[Opening Materials provided section]
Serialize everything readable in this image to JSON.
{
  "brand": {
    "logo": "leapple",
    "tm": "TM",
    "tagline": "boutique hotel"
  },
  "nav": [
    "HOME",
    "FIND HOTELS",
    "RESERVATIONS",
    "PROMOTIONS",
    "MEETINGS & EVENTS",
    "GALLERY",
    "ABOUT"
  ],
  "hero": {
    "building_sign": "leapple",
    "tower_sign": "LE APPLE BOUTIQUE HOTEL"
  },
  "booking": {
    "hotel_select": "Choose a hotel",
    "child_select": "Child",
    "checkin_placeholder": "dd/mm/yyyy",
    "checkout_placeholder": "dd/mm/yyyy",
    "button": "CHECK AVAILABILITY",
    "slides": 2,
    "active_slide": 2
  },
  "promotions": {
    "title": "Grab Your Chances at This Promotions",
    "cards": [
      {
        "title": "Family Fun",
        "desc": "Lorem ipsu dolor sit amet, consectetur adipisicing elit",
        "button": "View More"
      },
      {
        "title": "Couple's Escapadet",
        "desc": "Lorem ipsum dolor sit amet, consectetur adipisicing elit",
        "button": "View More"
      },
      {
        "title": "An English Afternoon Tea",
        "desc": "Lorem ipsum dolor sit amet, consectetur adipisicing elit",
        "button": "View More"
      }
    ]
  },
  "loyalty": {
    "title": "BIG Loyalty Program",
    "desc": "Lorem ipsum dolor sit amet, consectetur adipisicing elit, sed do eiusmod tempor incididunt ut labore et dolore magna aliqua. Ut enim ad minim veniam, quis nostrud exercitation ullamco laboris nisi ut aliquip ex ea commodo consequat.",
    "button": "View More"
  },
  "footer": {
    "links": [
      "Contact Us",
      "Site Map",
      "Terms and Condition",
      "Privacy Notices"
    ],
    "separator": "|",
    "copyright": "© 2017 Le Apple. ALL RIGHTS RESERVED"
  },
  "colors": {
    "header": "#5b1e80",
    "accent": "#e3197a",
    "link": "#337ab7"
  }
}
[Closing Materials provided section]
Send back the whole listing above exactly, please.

Serialize everything readable in this image to JSON.
{
  "brand": {
    "logo": "leapple",
    "tm": "TM",
    "tagline": "boutique hotel"
  },
  "nav": [
    "HOME",
    "FIND HOTELS",
    "RESERVATIONS",
    "PROMOTIONS",
    "MEETINGS & EVENTS",
    "GALLERY",
    "ABOUT"
  ],
  "hero": {
    "building_sign": "leapple",
    "tower_sign": "LE APPLE BOUTIQUE HOTEL"
  },
  "booking": {
    "hotel_select": "Choose a hotel",
    "child_select": "Child",
    "checkin_placeholder": "dd/mm/yyyy",
    "checkout_placeholder": "dd/mm/yyyy",
    "button": "CHECK AVAILABILITY",
    "slides": 2,
    "active_slide": 2
  },
  "promotions": {
    "title": "Grab Your Chances at This Promotions",
    "cards": [
      {
        "title": "Family Fun",
        "desc": "Lorem ipsu dolor sit amet, consectetur adipisicing elit",
        "button": "View More"
      },
      {
        "title": "Couple's Escapadet",
        "desc": "Lorem ipsum dolor sit amet, consectetur adipisicing elit",
        "button": "View More"
      },
      {
        "title": "An English Afternoon Tea",
        "desc": "Lorem ipsum dolor sit amet, consectetur adipisicing elit",
        "button": "View More"
      }
    ]
  },
  "loyalty": {
    "title": "BIG Loyalty Program",
    "desc": "Lorem ipsum dolor sit amet, consectetur adipisicing elit, sed do eiusmod tempor incididunt ut labore et dolore magna aliqua. Ut enim ad minim veniam, quis nostrud exercitation ullamco laboris nisi ut aliquip ex ea commodo consequat.",
    "button": "View More"
  },
  "footer": {
    "links": [
      "Contact Us",
      "Site Map",
      "Terms and Condition",
      "Privacy Notices"
    ],
    "separator": "|",
    "copyright": "© 2017 Le Apple. ALL RIGHTS RESERVED"
  },
  "colors": {
    "header": "#5b1e80",
    "accent": "#e3197a",
    "link": "#337ab7"
  }
}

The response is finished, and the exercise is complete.